  5. OK, sounds good, how do I start?
  6. Get a general idea about CSS pre-processors and Sass from the few links listed on top, read some basic articles, video tutorials if you wish, but don’t linger too long with nitty gritties to make you want to give up! Get an idea of mixins, learn about Compass, but you don’t need to start using compass right away. Baby steps if you’d like.
  7. I am guessing you’ve already decided on on which “flavor” of CSS pre-processor you want to use i.e. Sass (.scss) vs LESS. If you are not sure, to make it easy on you, I’ll say Sass, but if you want to find out for yourself, read this

PART II: OK, how do I really start? 

  1. Get CodeKit (or or whichever software you’d like to use to make compiling easy). Of course you have just the straight command-line options as well. Read about CodeKit and how it works. It is more than just a Sass compiler. It concatenates, minifies your files and even reduces your image sizes further (like or such).
  2. You are gonna need a fancier HTML editor than Dreamweaver… this is no WYSIWIG stuff! I went for Sublime Text, go for what ever floats your boat.
  3. Now just get started on a project. Huh, but I am not ready yet!! Yes, you are. If you still aren’t sure, start on a smaller one.
  4. If it is possible to use a CSS framework in your workflow, it’s the easiest way to learn by example. Get a framework that has the Sass version. I chose Foundation 4 by Zurb and it is awesome! You can see how they’ve used variables, mixins, best practices and learn compass too if you wish and by the time you are done with the project, you’ve also learnt the basics and more of Sass.
  5. Gone are the days of having to “customize” the framework and select only the components you need and still having to look at 100s of lines of code in your CSS if you have to edit something. With Sass, you just import the pieces you need for each template (home, back page etc.). Once you point your project to the framework in CodeKit, it finds all your imported Sass files for you. You don’t even need to specify paths for it, CodeKit just knows. Just watch this…
  7. Now for something even better, if you have to customize a certain file a lot eg. _global.scss or _type.scss to fit your branding, leave those files alone in the framework folder and put a copy of those, with the same name in YOUR PROJECT Sass folder and customize all you want. CodeKit will first look for files in your Sass folder and then look in the framework folder.
  8. If you are customizing just a few things, just over-ride them in your home.scss instead after @imports where you are importing all Sass goodies.
  9. Remember, CodeKit concatenates and minifies all other .scss files and CSS for you and outputs a CSS named differently from your home.scss (with a suffix etc.) so make sure you are linking to that CSS file in your html file etc. (after this step it is just your basic CSS and HTML). Yes, this has to be all done locally and it may be hard if your CSS/Sass is edited by a team.
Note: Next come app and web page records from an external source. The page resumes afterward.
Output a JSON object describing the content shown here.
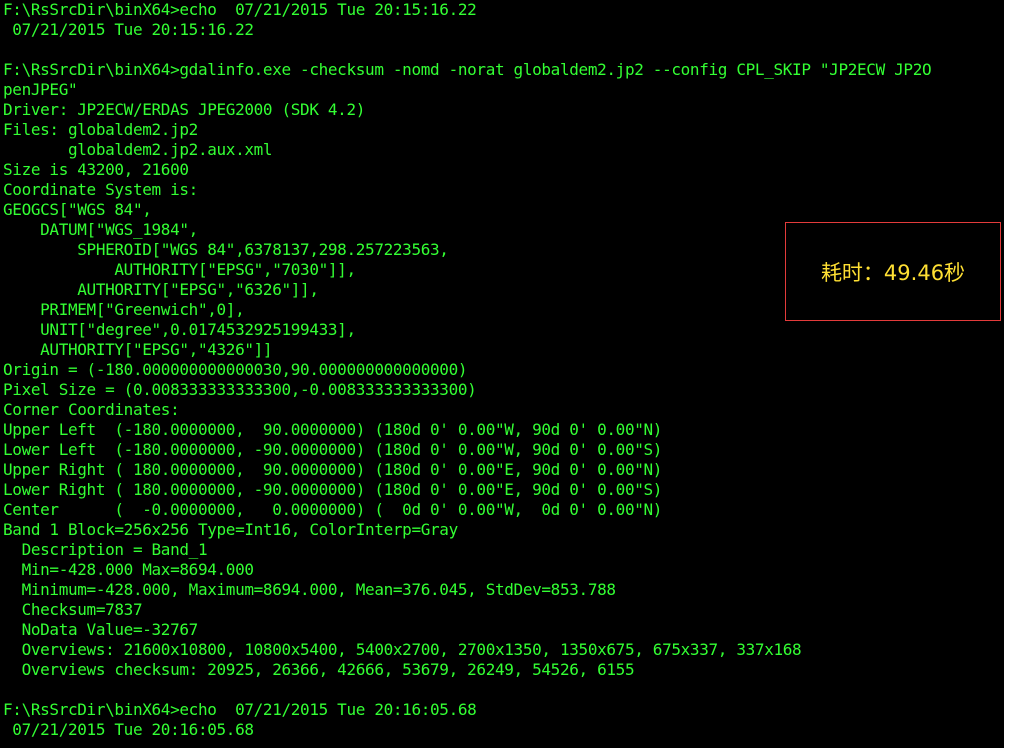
{
  "terminal": {
    "lines": [
      "F:\\RsSrcDir\\binX64>echo  07/21/2015 Tue 20:15:16.22",
      " 07/21/2015 Tue 20:15:16.22",
      "",
      "F:\\RsSrcDir\\binX64>gdalinfo.exe -checksum -nomd -norat globaldem2.jp2 --config CPL_SKIP \"JP2ECW JP2O",
      "penJPEG\"",
      "Driver: JP2ECW/ERDAS JPEG2000 (SDK 4.2)",
      "Files: globaldem2.jp2",
      "       globaldem2.jp2.aux.xml",
      "Size is 43200, 21600",
      "Coordinate System is:",
      "GEOGCS[\"WGS 84\",",
      "    DATUM[\"WGS_1984\",",
      "        SPHEROID[\"WGS 84\",6378137,298.257223563,",
      "            AUTHORITY[\"EPSG\",\"7030\"]],",
      "        AUTHORITY[\"EPSG\",\"6326\"]],",
      "    PRIMEM[\"Greenwich\",0],",
      "    UNIT[\"degree\",0.0174532925199433],",
      "    AUTHORITY[\"EPSG\",\"4326\"]]",
      "Origin = (-180.000000000000030,90.000000000000000)",
      "Pixel Size = (0.008333333333300,-0.008333333333300)",
      "Corner Coordinates:",
      "Upper Left  (-180.0000000,  90.0000000) (180d 0' 0.00\"W, 90d 0' 0.00\"N)",
      "Lower Left  (-180.0000000, -90.0000000) (180d 0' 0.00\"W, 90d 0' 0.00\"S)",
      "Upper Right ( 180.0000000,  90.0000000) (180d 0' 0.00\"E, 90d 0' 0.00\"N)",
      "Lower Right ( 180.0000000, -90.0000000) (180d 0' 0.00\"E, 90d 0' 0.00\"S)",
      "Center      (  -0.0000000,   0.0000000) (  0d 0' 0.00\"W,  0d 0' 0.00\"N)",
      "Band 1 Block=256x256 Type=Int16, ColorInterp=Gray",
      "  Description = Band_1",
      "  Min=-428.000 Max=8694.000",
      "  Minimum=-428.000, Maximum=8694.000, Mean=376.045, StdDev=853.788",
      "  Checksum=7837",
      "  NoData Value=-32767",
      "  Overviews: 21600x10800, 10800x5400, 5400x2700, 2700x1350, 1350x675, 675x337, 337x168",
      "  Overviews checksum: 20925, 26366, 42666, 53679, 26249, 54526, 6155",
      "",
      "F:\\RsSrcDir\\binX64>echo  07/21/2015 Tue 20:16:05.68",
      " 07/21/2015 Tue 20:16:05.68"
    ]
  },
  "annotation": {
    "timing_label": "耗时：49.46秒"
  },
  "colors": {
    "terminal_background": "#000000",
    "terminal_text": "#33ff33",
    "annotation_text": "#ffe033",
    "annotation_border": "#e33b3b"
  }
}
Chris Coyier talks about it in one of those links.
  10. Codekit also concatenates JS files and minifies it. You can get several levels of minification. With JS, I find it the lowest level is better as some scripts don’t work with minification (make sure you have back-ups).
I’ve talked about variables, mixins @import, ease of using frameworks and more to inspire you to use Sass, but wait there’s more…
I can’t conclude without talking about the live refresh in CodeKit. Make some changes in your Sass (probably a bunch of changes, even better) wait, don’t hit save yet, Keep your browser window open on the side or other monitor (your project folder that CodeKit is “watching” for changes. As you would know from CodeKit docs, it only works with webkit browsers). Now hit save and see the “instant magic” in the browser window!!

This is just meant to be a pointer or starter or inspiration for using Sass and in no way a full guide/workshop or "how to"s on Sass. Hope it inspires you to use Sass in your next project.
Here is my first project, using Sass with CodeKit and Foundation 4 Framework, and yes the wireframes in the beginning werer created in Balsamiq.

No comments:

Post a Comment